***** Study material *****

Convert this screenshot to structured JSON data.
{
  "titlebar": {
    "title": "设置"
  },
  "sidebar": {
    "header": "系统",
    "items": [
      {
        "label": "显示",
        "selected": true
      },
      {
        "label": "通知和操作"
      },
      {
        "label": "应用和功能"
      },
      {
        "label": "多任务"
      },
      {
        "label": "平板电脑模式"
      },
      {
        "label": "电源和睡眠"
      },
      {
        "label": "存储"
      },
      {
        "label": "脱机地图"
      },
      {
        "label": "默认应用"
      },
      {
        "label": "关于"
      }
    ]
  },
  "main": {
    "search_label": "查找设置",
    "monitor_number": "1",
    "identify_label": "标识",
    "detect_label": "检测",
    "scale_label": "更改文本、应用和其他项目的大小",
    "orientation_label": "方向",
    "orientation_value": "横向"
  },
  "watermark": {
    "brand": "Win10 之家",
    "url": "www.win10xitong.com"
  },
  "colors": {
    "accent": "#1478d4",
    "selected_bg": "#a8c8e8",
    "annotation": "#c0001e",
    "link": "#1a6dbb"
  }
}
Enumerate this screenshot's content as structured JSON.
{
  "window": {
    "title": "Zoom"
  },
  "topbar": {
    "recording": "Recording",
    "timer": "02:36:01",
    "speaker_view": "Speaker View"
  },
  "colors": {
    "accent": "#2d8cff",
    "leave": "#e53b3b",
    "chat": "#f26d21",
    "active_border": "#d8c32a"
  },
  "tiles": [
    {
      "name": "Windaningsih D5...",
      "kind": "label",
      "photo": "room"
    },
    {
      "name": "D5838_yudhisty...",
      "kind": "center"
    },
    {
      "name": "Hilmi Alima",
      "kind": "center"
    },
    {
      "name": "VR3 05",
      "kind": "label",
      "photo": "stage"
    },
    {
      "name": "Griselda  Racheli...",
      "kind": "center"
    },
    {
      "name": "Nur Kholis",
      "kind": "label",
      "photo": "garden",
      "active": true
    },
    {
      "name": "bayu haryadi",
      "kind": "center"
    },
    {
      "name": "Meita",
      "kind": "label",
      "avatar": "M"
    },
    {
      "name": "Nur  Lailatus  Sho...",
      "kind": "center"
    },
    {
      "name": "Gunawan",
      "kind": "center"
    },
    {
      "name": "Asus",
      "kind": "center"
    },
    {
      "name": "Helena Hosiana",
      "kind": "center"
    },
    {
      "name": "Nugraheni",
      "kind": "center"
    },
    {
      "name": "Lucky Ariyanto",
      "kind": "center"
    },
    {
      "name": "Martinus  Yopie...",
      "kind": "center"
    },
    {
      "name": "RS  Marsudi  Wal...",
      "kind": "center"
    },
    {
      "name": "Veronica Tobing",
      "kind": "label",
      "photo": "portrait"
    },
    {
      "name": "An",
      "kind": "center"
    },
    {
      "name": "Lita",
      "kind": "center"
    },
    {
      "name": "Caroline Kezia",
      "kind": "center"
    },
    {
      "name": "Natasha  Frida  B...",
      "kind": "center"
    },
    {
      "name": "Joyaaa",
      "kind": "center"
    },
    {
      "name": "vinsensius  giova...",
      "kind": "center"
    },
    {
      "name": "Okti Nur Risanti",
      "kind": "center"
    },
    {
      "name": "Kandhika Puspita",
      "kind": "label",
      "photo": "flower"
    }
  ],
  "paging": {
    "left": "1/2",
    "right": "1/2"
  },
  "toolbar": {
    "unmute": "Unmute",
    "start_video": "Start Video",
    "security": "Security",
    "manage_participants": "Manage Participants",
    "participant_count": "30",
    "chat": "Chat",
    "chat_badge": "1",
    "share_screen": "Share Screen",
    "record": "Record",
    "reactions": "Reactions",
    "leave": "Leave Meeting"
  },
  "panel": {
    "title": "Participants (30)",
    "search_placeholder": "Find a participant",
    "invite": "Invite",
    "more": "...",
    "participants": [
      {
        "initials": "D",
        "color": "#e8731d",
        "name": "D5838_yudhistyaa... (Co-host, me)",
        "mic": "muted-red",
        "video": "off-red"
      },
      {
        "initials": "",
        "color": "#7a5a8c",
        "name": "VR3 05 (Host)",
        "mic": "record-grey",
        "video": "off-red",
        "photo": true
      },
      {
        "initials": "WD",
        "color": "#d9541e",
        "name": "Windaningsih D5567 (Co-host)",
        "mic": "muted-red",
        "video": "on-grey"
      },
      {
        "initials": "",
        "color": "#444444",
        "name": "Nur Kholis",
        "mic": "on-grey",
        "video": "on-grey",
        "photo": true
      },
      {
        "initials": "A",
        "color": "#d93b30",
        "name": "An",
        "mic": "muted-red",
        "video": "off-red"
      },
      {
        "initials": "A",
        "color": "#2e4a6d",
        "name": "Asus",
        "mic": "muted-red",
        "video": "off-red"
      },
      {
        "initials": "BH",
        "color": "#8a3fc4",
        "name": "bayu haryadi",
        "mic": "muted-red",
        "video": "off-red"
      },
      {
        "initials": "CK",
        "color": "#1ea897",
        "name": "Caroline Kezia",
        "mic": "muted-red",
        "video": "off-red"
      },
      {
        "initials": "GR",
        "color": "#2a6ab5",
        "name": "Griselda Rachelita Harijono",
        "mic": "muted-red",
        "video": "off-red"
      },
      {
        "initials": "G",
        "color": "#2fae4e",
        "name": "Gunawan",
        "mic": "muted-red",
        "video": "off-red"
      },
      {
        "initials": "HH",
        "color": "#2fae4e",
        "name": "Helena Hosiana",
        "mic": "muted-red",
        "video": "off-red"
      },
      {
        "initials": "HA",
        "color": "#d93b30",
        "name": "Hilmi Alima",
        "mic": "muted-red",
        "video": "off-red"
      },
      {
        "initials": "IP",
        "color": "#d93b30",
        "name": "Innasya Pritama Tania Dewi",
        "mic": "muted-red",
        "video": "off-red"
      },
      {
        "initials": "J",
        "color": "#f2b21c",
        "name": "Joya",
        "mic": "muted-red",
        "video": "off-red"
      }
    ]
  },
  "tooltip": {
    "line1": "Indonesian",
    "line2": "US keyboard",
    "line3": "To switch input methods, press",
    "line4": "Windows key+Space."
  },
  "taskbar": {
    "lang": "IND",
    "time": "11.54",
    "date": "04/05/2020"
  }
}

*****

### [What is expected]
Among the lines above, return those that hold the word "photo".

### [Exercise output]
      "photo": "room"
      "photo": "stage"
      "photo": "garden",
      "photo": "portrait"
      "photo": "flower"
        "photo": true
        "photo": true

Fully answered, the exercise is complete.